People exposed to the estate tax will have to take steps to mitigate this liability when establishing their estate plan. One way this can be done is through the creation of a family limited partnership. Right off the bat you remove some of your assets from your estate for estate tax purposes when you create and fund an FLP. There are other tax advantages as well.
To explain by way of example, let’s say you create such a partnership and provide the initial funding of $1 million. You serve as the general partner. In that capacity you have total control of partnership operations. You name your daughter a limited partner and give her a 25% interest in the partnership. She cannot sell this share and has no control over when and how distributions may be made; this is the sole prerogative of the general partner.
The IRS assesses the taxable value of this share based on what it could be hypothetically sold for on the open market. Though it is 25% of $1 million, the taxable value will be less than $250,000 because of the limited partner’s lack of control of the funds that represent his or her share and their minority interest.
Families sometimes choose to create this type of partnership to streamline their collective accounting and organizational expenses while gaining tax advantages in the process. If structured properly there are also tax discounts that apply to transfers between members of the partnership.
It should be noted that a family limited partnership can be useful as a way to protect assets in the event of a partner going through a divorce or if they are subject to a lawsuit.

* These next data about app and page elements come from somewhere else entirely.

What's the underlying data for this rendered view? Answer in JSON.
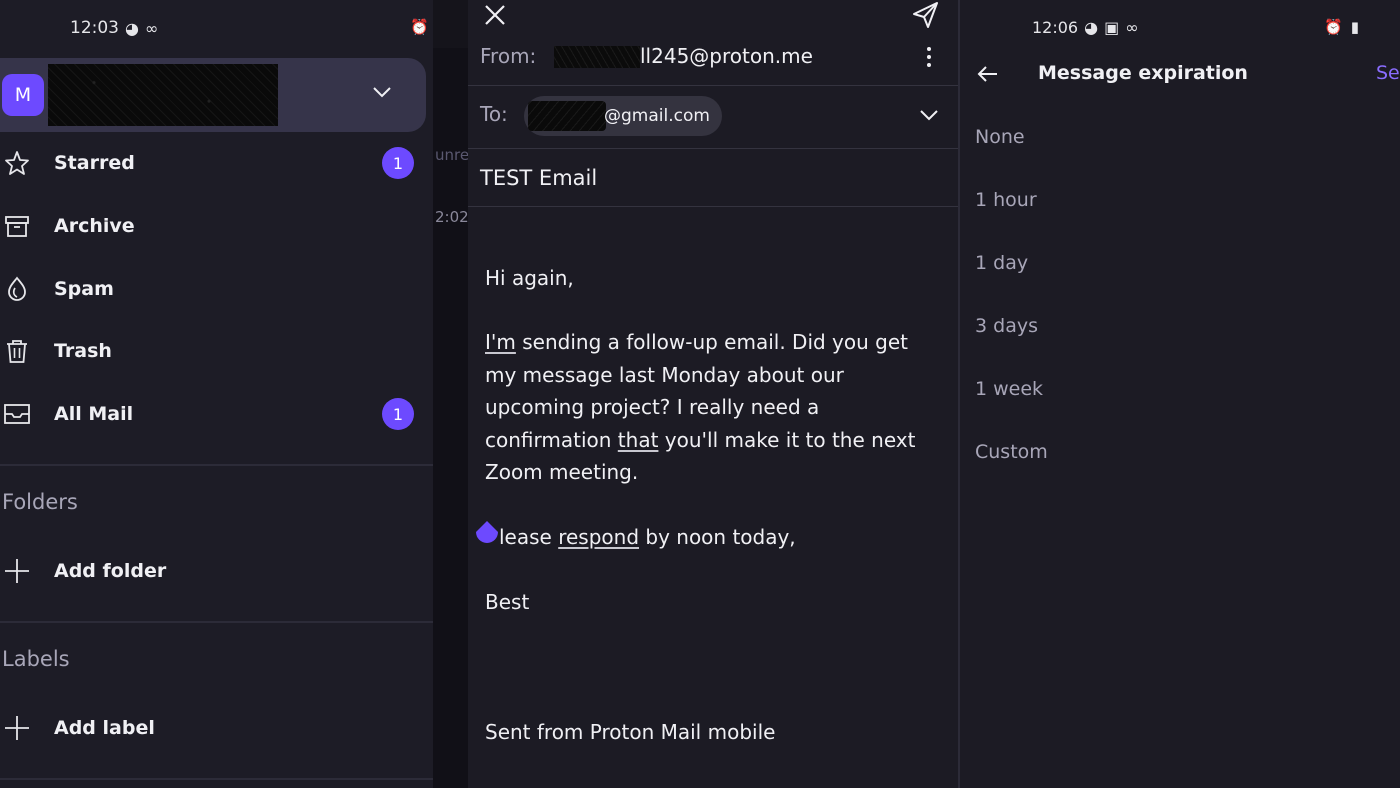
{
  "drawer": {
    "statusbar": {
      "time": "12:03"
    },
    "account": {
      "avatar_initial": "M"
    },
    "nav_items": [
      {
        "label": "Starred",
        "badge": "1",
        "icon": "star-icon"
      },
      {
        "label": "Archive",
        "badge": "",
        "icon": "archive-icon"
      },
      {
        "label": "Spam",
        "badge": "",
        "icon": "spam-icon"
      },
      {
        "label": "Trash",
        "badge": "",
        "icon": "trash-icon"
      },
      {
        "label": "All Mail",
        "badge": "1",
        "icon": "all-mail-icon"
      }
    ],
    "folders": {
      "title": "Folders",
      "add_label": "Add folder"
    },
    "labels": {
      "title": "Labels",
      "add_label": "Add label"
    },
    "peek": {
      "text1": "unre",
      "text2": "2:02"
    }
  },
  "compose": {
    "from_label": "From:",
    "from_value": "ll245@proton.me",
    "to_label": "To:",
    "to_value": "@gmail.com",
    "subject": "TEST Email",
    "body": {
      "greeting": "Hi again,",
      "p1_underlined_start": "I'm",
      "p1_rest_a": " sending a follow-up email. Did you get my message last Monday about our upcoming project? I really need a confirmation ",
      "p1_underlined_that": "that",
      "p1_rest_b": " you'll make it to the next Zoom meeting.",
      "p2_start": "lease ",
      "p2_underlined": "respond",
      "p2_rest": " by noon today,",
      "closing": "Best",
      "signature": "Sent from Proton Mail mobile"
    }
  },
  "expiration": {
    "statusbar": {
      "time": "12:06"
    },
    "title": "Message expiration",
    "set_label": "Set",
    "options": [
      "None",
      "1 hour",
      "1 day",
      "3 days",
      "1 week",
      "Custom"
    ]
  },
  "colors": {
    "accent": "#6d4aff",
    "background": "#1c1b24",
    "account_box": "#36344a"
  }
}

To learn more about family limited partnerships and how an FLP might fit into your estate plan, simply take a moment to arrange for a consultation with an experienced estate planning attorney.
Author, President and Founding Attorney
Parman & Easterday
Latest posts by Larry Parman, Attorney at Law (see all)
- Clarity is Key to Planning & How Tom Petty Could’ve Done It Better - July 18, 2019
- Why Crowdfunding May Cost You Medicaid Eligibility - July 16, 2019
- Beneficiary Designations, etc., Aren’t a True Substitute for a Trust - July 11, 2019